Oh, and a lot of people will bang on about countersteering to initiate your turn and then keep it going, but to be honest I wouldn't worry about it. Whether you're aware of it or not, you're already doing it naturally otherwise you wouldn't be able to steer at all. Basically, countersteering is how a bike turns and works like this - turn the bars left (by pushing the right bar away from you), and you'll go right, and vice versa. All it means is a nudge on the inside bar is all it takes to enter a turn, and a further nudge will tighten your line if need be.

Mid-corner mind games

Providing you've read the road right and your tyres are warm, you'll have no bothers getting round any corner but as life doesn't always go to plan here's how to handle the unexpected.

If a corner suddenly tightens on you, don't panic. Easier said than done I know, but you must relax, turn your neck and point your head to force your eyes to look through the corner to where you want to be going, and let the bike take you there. You go where you look, it really is that simple and nine times out of ten the bike will make the corner even if your brain thinks you won't.
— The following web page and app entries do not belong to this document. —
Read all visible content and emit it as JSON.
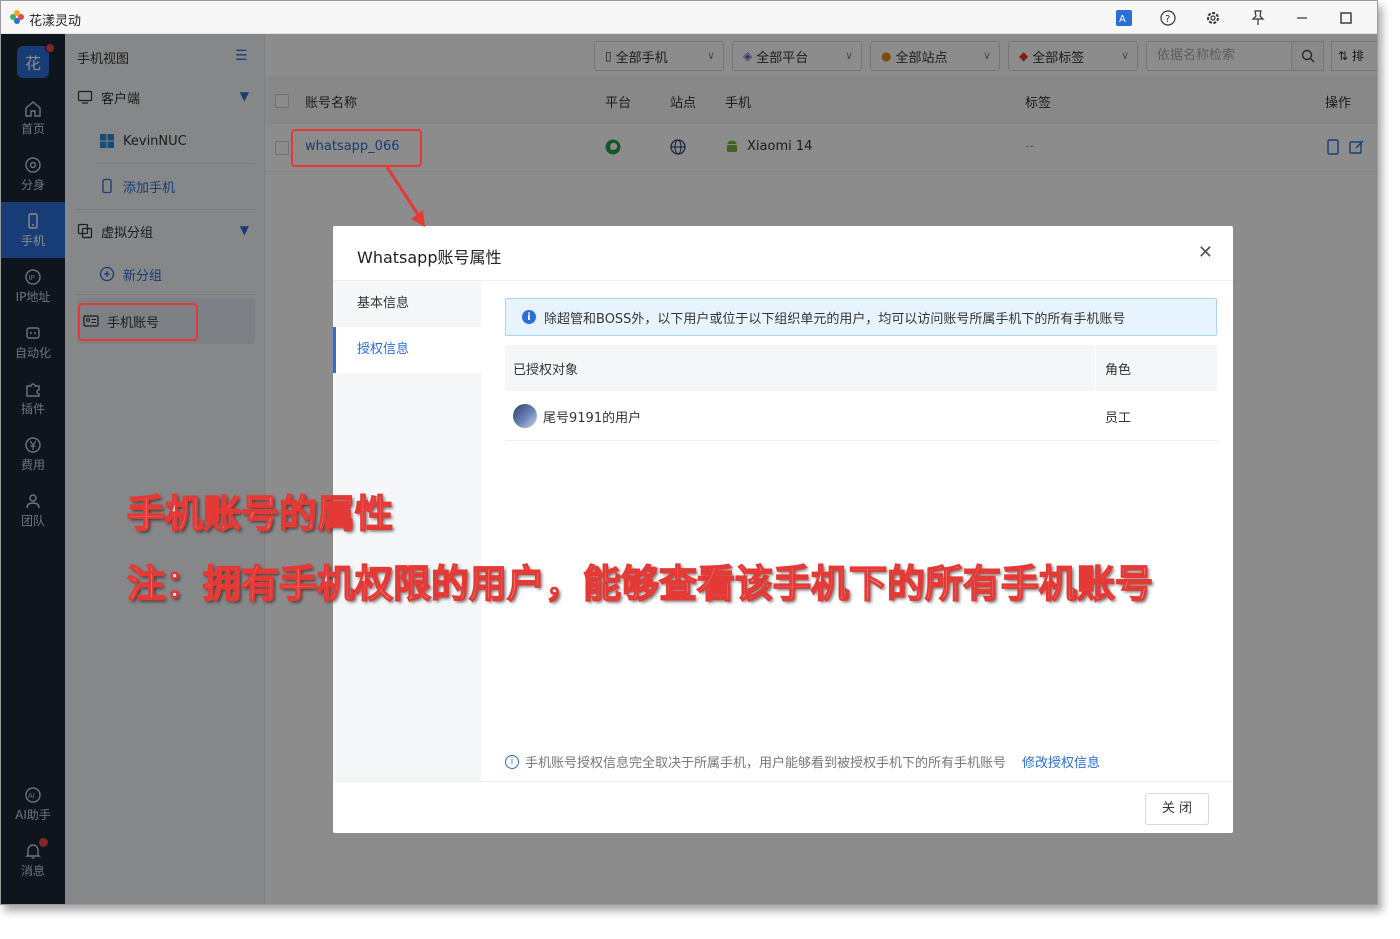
{
  "window": {
    "title": "花漾灵动",
    "buttons": [
      "translate-icon",
      "help-icon",
      "settings-icon",
      "pin-icon",
      "minimize-icon",
      "maximize-icon",
      "close-icon"
    ]
  },
  "rail": {
    "brand": "花",
    "items": [
      {
        "label": "首页",
        "icon": "home-icon"
      },
      {
        "label": "分身",
        "icon": "chrome-icon"
      },
      {
        "label": "手机",
        "icon": "phone-icon"
      },
      {
        "label": "IP地址",
        "icon": "ip-icon"
      },
      {
        "label": "自动化",
        "icon": "robot-icon"
      },
      {
        "label": "插件",
        "icon": "puzzle-icon"
      },
      {
        "label": "费用",
        "icon": "yen-icon"
      },
      {
        "label": "团队",
        "icon": "team-icon"
      }
    ],
    "bottom": [
      {
        "label": "AI助手",
        "icon": "ai-icon"
      },
      {
        "label": "消息",
        "icon": "bell-icon"
      }
    ]
  },
  "sidebar": {
    "header": "手机视图",
    "client": "客户端",
    "device": "KevinNUC",
    "add_phone": "添加手机",
    "virtual_group": "虚拟分组",
    "new_group": "新分组",
    "phone_accounts": "手机账号"
  },
  "filters": {
    "phones": "全部手机",
    "platforms": "全部平台",
    "sites": "全部站点",
    "tags": "全部标签",
    "search_placeholder": "依据名称检索",
    "sort": "⇅ 排"
  },
  "table": {
    "headers": {
      "name": "账号名称",
      "platform": "平台",
      "site": "站点",
      "phone": "手机",
      "tags": "标签",
      "ops": "操作"
    },
    "rows": [
      {
        "name": "whatsapp_066",
        "phone": "Xiaomi 14",
        "tags": "--"
      }
    ]
  },
  "dialog": {
    "title": "Whatsapp账号属性",
    "tabs": [
      "基本信息",
      "授权信息"
    ],
    "notice": "除超管和BOSS外，以下用户或位于以下组织单元的用户，均可以访问账号所属手机下的所有手机账号",
    "auth_headers": {
      "target": "已授权对象",
      "role": "角色"
    },
    "auth_rows": [
      {
        "target": "尾号9191的用户",
        "role": "员工"
      }
    ],
    "footnote": "手机账号授权信息完全取决于所属手机，用户能够看到被授权手机下的所有手机账号",
    "edit_link": "修改授权信息",
    "close_button": "关 闭"
  },
  "annotation": {
    "line1": "手机账号的属性",
    "line2": "注：拥有手机权限的用户，能够查看该手机下的所有手机账号"
  },
  "colors": {
    "accent": "#2a6ed8",
    "rail": "#1d2736",
    "annotation": "#e53935"
  }
}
Whatever you do don't give up on the corner and get fixated looking at where you think you're about to crash if you leave the road. Look there and you will go there is the rule - so if you look at that ditch thinking 'oh no, I'm going to crash in there', sure as eggs is eggs, you will. Look where you want to go and go there instead, then pull up and take a breather to chill out.

And whenever you're cornering, be aware of what your tyres are up to. Feel every last bit of feedback you can through all your sensors - that's your arse, hands and feet. The more you concentrate on this, the more you'll be able to tell as time goes on. There's no secret to it, it just takes time and you only get to know where the limit is by approaching it gradually.
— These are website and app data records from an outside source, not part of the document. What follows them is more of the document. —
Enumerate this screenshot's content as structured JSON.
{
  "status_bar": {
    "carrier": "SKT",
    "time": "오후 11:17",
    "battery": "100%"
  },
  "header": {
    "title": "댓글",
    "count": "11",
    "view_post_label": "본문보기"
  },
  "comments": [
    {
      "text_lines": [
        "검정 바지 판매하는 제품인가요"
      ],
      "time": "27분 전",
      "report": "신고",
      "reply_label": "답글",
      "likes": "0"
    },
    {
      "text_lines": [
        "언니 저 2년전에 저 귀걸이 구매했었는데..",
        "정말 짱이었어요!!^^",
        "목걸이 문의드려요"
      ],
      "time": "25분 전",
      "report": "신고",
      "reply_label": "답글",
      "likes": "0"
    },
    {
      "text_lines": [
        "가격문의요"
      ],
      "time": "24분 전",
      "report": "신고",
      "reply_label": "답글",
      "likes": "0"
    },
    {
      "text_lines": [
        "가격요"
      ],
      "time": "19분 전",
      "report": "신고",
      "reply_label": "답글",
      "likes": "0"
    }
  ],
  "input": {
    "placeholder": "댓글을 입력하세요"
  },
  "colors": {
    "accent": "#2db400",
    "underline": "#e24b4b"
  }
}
Niall's homework

Right then, I’ve got two pieces of homework for you lot today.

First of all, go to a twisty stretch you know and ride it a few times to refamilarise yourself with it. Then, when you’re comfortable, try riding it without brakes, slowing yourself on engine braking alone. This will force you to concentrate on arriving at corners at the correct speed, on the right line and in the right gear. Obviously use the brakes if you need them, but keep at it until you can do the whole section smooth, relaxed and with no brakes.

That too easy for you? Right then, try this. Head for some twisties you don’t know and try the same thing. Again, use the brakes whenever you need them, but as your road-reading, positioning and lines improve you’ll be able to ride unknown roads without brakes. When you can do this down any stretch you don’t know, not only will you be way safer and smoother, you’ll also have the option for more speed by bringing the brakes into the equation properly. Just remember, your actual entry speeds shouldn’t be much faster, if at all, than when you weren’t using the anchors.